This is an interesting case explaining the renovation process of the old parquet flooring in St. Catherine’s Church. There are some interesting things to know about this project, first the clients complained that the whole flooring construction was literally moving. Except that the floor was laid from two different wood species, which is making its look so attractive. When the church was renovated in 1915 they have installed the first half of the flooring, as can you see on the photos, with lighter wood specie. Then 40 years later during another refurbishing process in 1955 was installed the rest of the floor with parquet blocks cut from Mahogany, which is much darker. This is the living proof for the durability and the longevity of the real wood flooring. Even after decades of high foot traffic the original look of the wood can be restored.
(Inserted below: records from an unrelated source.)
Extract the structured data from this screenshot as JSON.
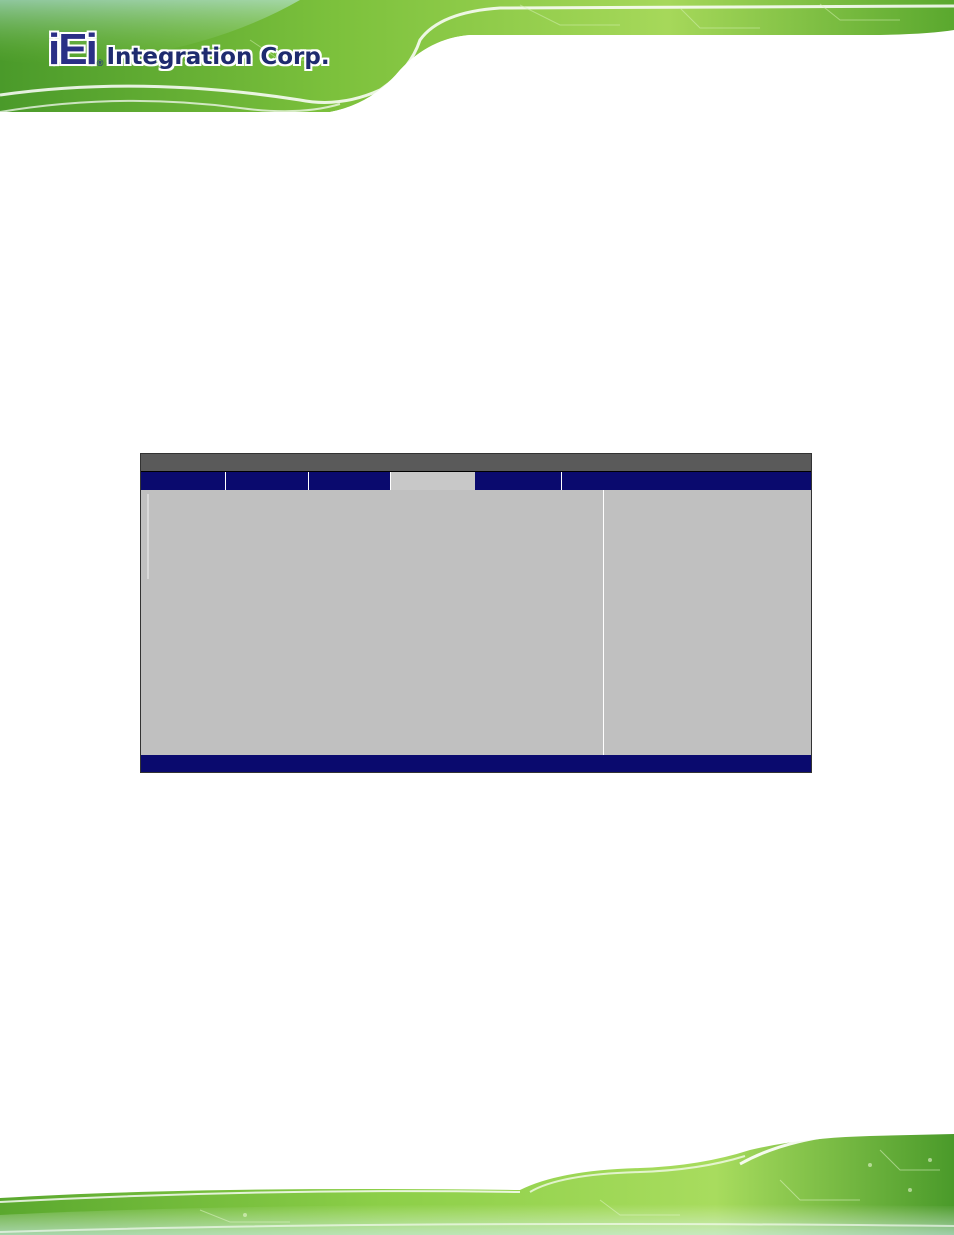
{
  "header": {
    "logo": {
      "mark": "iEi",
      "registered": "®",
      "company": "Integration Corp."
    },
    "colors": {
      "green_dark": "#3f8f1e",
      "green_light": "#9ad64a",
      "logo_navy": "#2a2f86"
    }
  },
  "bios_screen": {
    "colors": {
      "title_bar": "#5a5a5a",
      "tab_bar": "#0a0a6e",
      "active_tab": "#c8c8c8",
      "body": "#c0c0c0",
      "status_bar": "#0a0a6e"
    },
    "tabs": [
      {
        "label": "",
        "active": false
      },
      {
        "label": "",
        "active": false
      },
      {
        "label": "",
        "active": false
      },
      {
        "label": "",
        "active": true
      },
      {
        "label": "",
        "active": false
      }
    ]
  },
  "footer": {
    "colors": {
      "green_dark": "#3f8f1e",
      "green_light": "#9ad64a"
    }
  }
}
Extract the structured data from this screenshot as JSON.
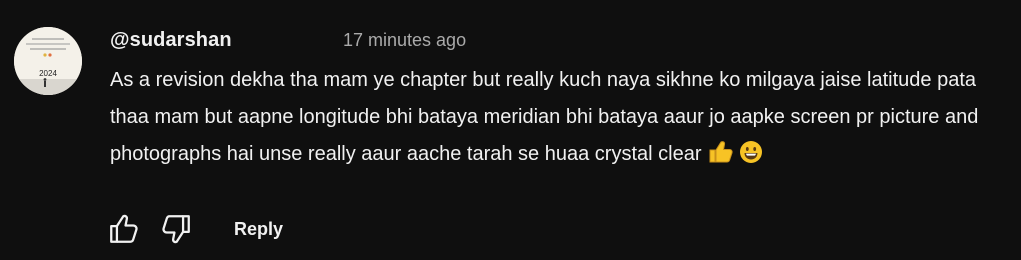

First our team had to fix the major problems. To deal with the floating floor, we had to remove, clean and refit every single parquet block. This process also included replacing of some of the damaged blocks. Once the whole structure was stable again we could start with the actual restoration job. The first step was to strip off the old finish in few rows with belt sander. When we have to work in historical landmarks such as churches, usually there are old wooden furnishes, timber side panels and ceilings with specific authentic look, achieved due to the passage of the time. The owners must be warned that sanding will reveal the original colour of the wood, which will be much brighter and the flooring might will lose its patina. The results of our hard work are remarkable and we successfully kept the charm of this century old parquet flooring.
After the surface of the flooring was smooth and levelled, we’ve used the saw-dust remains from the sanding and mixed them with resin filler to fill the gaps between the parquet blocks. This service made the whole construction more solid and stable. The next step was to polish the surface one more time, so it can be perfectly smooth before the application of the finishing product.
The last part of the restoration job was to apply protective sealant. In this case our team used ‘Junckers HP Commercial’ which is hardwearing water-based lacquer. The sheen preferred from the owners was matt.
A common case in our practice are the damaged wooden floors in newly bought houses. Sometimes their condition seems so bad, that our clients think that the only possible solution is replacement with new flooring. One of the main advantages of the wooden floors is that they could be refinished. Few millimetres under the damaged surface, the timber might be in perfect condition, which means the flooring has the potential to shine again like it is brand new. Our surveyor inspects the thickness of the boards and if it allows beign treated with belt sander we schedule the job.
The work can start after the area is clean of any furniture. Usually, this is the point where the damaged boards are replaced, luckily in this property it was unnecessary. The first stage of the refinishing process is the sanding – this process includes removing the layer of old finish. This happens in few rows with changes in the density of the sandpaper grit between them. The size goes from lower to higher: from 24 up to 60 or even 80 grit. After the surface is smooth and even our team could apply the stain. The preference of our clients was a distinctive colour, that matched well with these mature floorboards. After the stain was applied equally, there was no trace of the previous dull appearance. Followed by three coats of commercial grade finish, the floor will look like this for a long time. The lacquer our team used to seal the flooring was 'Junckers HP Commercial'. We've followed the same step by step process with the old stairs. As you can see from the photos below, their condition was bad, especially in the area that suffered from the heavy footfall.